This is an 8 week experience for the college student that begins by setting a learning context through using library resources, especially online databases, for locating images and art that reflect a chosen research topic and creating a mural that demonstrates the students’ comprehension of the chosen topic. The experience includes conducting research on 3 significant events or people in women’s US history. The written research will be accompanied by images or art that the student has chosen (described) as reflective of, or related to the researched event or person. In order to determine the students’ level of information literacy, the research will include a detailed description of how the students located the images. The students will also draw or describe a personalized sketch of one of the researched events or people. The culmination of the research is the design and painting of a collaborative mural depicting the students' research topics.
This Reusable Learning Object (RLO) was created out of the desire to infuse university courses with information literacy or research activities. A traditional research project on significant events or people in history is enhanced with the discovery and analyzing of art and images within the context of history. Analysis not only includes written text but the painting of a mural. The RLO is structured in a way that allows for easy replication and alteration to a variety of subjects and learning levels.
This kit contains all the documents needed to replicate the activity, "Indianapolis in Maps: Now and Then" which is a 1-2 hr. program that introduces learners to the benefits of maps as tools for discovering a city’s (and its people’s) history. Using map navigation skills, participants will be provided with a list of well-known present day landmarks in Indianapolis. They will locate these sites on a current map of downtown Indianapolis and using the information found here (addresses, street crossings, site surroundings) locate the same site on the Sanborn Fire Insurance Map from 1887 or 1898. Some landmarks will be the same, showing learners that many present-day landmarks in Indianapolis existed over a hundred years ago. Participants will also find that many of the same buildings still exist but that they are now used for different purposes. And finally the class will also find that some areas of downtown have completely changed their look and purpose.

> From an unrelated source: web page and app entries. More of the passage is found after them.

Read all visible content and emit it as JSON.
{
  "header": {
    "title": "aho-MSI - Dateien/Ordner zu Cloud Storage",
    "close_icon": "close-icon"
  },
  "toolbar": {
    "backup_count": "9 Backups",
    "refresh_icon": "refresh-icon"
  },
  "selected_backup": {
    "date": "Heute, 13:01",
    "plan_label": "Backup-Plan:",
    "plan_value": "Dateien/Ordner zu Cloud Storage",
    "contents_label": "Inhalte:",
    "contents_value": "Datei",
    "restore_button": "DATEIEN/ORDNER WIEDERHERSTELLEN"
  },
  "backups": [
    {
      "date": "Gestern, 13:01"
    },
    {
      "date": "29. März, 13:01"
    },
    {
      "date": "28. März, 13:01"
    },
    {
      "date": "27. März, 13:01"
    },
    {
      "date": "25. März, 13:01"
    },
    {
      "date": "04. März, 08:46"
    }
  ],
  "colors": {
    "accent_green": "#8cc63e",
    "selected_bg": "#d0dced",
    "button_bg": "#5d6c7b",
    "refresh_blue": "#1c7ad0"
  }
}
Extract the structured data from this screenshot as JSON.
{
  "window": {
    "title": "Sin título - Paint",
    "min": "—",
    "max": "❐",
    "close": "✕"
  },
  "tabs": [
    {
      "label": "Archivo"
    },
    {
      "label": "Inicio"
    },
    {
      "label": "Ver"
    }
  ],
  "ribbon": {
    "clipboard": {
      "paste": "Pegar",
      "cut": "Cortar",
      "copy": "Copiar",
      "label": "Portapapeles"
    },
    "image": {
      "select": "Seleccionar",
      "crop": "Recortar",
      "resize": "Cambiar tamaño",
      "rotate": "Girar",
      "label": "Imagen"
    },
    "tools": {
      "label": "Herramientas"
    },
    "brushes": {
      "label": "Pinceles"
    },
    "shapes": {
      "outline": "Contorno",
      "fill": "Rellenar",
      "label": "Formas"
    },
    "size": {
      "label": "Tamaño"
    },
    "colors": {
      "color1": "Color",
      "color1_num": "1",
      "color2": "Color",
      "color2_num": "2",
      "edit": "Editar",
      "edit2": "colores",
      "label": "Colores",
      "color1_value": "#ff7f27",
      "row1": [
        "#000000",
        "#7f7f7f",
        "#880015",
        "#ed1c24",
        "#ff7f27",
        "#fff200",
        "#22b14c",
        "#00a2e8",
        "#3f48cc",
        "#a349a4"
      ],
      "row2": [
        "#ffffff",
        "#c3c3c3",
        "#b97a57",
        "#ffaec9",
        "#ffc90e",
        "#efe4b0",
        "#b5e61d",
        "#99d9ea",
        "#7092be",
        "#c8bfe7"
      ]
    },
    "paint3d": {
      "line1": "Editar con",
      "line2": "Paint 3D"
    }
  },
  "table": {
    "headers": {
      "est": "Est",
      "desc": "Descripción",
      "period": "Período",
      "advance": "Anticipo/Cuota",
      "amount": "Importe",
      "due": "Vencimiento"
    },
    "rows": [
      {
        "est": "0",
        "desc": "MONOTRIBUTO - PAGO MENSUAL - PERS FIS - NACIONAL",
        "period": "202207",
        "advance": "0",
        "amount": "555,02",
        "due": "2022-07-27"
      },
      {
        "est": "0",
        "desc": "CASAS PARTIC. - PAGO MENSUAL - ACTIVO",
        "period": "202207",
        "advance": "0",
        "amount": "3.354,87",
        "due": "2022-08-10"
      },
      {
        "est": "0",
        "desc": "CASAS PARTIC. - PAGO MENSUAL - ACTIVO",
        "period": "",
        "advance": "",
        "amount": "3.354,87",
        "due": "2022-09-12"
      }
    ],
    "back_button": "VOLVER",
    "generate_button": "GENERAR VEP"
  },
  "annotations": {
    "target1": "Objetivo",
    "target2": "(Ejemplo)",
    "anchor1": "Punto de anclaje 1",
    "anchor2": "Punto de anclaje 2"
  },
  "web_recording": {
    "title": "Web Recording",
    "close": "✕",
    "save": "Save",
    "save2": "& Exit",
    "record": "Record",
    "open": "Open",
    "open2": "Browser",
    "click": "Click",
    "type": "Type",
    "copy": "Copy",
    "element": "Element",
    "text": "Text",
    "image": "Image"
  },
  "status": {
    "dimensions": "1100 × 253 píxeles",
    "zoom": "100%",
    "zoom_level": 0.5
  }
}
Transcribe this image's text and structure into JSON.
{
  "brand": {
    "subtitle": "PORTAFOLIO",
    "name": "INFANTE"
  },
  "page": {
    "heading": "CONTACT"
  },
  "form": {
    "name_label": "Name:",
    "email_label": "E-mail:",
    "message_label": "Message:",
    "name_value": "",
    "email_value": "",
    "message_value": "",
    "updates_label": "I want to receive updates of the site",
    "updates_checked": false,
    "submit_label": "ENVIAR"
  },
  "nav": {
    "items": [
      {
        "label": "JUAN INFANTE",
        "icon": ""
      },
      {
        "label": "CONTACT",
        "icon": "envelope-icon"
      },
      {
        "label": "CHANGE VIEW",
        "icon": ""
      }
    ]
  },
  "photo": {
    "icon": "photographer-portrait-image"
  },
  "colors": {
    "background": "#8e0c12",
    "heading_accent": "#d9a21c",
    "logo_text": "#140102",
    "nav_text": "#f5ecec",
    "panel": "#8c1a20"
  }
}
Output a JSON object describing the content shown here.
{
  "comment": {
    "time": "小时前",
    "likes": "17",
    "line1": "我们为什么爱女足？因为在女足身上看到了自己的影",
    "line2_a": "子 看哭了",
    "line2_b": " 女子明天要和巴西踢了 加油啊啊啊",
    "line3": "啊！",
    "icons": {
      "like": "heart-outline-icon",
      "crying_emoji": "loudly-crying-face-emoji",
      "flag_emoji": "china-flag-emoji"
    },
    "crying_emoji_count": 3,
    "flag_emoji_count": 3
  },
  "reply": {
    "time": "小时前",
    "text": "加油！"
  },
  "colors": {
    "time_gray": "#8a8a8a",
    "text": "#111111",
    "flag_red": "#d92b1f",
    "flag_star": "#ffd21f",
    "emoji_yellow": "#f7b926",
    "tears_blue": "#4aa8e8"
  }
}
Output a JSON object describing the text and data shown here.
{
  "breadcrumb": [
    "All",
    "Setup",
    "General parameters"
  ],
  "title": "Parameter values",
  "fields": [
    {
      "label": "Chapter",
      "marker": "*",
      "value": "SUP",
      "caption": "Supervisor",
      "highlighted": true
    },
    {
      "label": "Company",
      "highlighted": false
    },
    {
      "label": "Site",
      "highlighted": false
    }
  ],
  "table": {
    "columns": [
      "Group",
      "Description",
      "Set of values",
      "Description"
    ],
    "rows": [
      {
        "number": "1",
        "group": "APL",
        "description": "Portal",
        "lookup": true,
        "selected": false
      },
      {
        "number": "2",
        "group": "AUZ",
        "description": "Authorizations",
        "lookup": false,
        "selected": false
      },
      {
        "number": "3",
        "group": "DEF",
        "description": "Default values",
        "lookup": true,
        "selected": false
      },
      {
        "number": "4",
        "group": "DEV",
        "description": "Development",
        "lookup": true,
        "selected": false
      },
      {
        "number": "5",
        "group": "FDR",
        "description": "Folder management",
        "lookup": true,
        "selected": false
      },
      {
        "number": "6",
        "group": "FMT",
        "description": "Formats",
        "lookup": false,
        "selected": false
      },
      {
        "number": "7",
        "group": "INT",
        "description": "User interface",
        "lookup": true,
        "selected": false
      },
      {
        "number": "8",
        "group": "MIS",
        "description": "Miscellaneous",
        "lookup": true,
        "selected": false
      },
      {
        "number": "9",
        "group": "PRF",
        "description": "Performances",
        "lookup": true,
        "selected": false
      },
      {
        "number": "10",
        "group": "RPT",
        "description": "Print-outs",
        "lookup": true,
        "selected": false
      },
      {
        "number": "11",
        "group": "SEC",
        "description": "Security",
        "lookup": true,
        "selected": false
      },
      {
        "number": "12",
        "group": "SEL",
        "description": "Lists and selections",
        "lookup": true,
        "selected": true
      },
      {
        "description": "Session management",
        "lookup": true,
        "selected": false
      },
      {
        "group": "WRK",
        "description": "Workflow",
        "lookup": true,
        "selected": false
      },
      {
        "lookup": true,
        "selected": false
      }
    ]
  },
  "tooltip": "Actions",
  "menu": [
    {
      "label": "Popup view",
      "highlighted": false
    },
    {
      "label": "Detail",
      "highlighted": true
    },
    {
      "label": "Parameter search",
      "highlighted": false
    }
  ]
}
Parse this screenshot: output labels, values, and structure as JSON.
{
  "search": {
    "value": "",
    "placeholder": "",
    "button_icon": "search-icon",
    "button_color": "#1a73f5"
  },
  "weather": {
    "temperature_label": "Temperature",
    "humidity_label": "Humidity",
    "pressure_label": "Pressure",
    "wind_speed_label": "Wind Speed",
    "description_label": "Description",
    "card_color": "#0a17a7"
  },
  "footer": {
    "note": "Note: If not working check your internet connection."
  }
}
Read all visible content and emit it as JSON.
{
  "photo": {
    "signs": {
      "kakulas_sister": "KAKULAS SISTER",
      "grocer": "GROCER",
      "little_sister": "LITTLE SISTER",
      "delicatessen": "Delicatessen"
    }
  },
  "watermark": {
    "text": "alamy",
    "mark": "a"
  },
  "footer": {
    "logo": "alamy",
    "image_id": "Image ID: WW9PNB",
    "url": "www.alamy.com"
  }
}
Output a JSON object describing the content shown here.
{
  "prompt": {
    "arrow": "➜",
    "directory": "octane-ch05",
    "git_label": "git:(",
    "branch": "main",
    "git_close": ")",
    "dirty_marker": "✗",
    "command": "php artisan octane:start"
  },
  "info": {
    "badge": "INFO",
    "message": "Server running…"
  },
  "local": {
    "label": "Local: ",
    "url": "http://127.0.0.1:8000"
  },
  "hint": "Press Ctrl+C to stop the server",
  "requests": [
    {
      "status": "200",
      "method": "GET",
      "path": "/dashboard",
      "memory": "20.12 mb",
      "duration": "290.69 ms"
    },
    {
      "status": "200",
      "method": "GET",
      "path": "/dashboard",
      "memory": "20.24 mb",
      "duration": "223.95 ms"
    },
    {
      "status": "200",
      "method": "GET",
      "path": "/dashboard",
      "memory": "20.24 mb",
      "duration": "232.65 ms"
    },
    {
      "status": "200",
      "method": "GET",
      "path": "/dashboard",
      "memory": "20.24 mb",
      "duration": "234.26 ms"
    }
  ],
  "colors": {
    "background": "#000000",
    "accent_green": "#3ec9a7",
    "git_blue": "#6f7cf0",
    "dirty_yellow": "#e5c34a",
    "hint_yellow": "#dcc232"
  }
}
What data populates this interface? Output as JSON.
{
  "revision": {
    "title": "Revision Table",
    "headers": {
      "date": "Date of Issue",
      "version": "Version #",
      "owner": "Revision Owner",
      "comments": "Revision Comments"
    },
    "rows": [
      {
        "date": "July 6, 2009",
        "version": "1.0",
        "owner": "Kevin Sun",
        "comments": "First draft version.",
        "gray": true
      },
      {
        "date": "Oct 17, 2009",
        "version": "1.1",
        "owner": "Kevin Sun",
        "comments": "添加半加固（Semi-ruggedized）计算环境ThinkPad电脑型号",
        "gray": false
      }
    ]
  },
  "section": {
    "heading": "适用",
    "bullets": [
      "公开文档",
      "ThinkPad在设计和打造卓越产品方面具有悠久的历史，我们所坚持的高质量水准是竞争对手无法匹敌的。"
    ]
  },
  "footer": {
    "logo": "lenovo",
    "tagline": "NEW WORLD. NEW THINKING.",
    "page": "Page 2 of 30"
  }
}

In addition to finding the specific landmarks listed the participants are also encouraged to explore the maps in-depth (especially the older maps) and record anything that stands out to them, is interesting. While students will work in groups or individually on the formal worksheet activity, the class will come together at the end to share their discoveries and what these discoveries might infer about the city, its people, and its history.
Founded in 2001, the Journal of the Scholarship of Teaching and Learning (JoSoTL) is a forum for the dissemination of the Scholarship of Teaching and Learning in higher education for the community of teacher-scholars. Our peer reviewed Journal promotes SoTL investigations that are theory-based and supported by evidence. JoSoTL's objective is to publish articles that promote effective practices in teaching and learning and add to the knowledge base. The themes of the Journal reflect the breadth of interest in the pedagogy forum.
Time lapse movies of plant growth from germination to flowering, including tropic responses, nastic movement and circadian rhythms.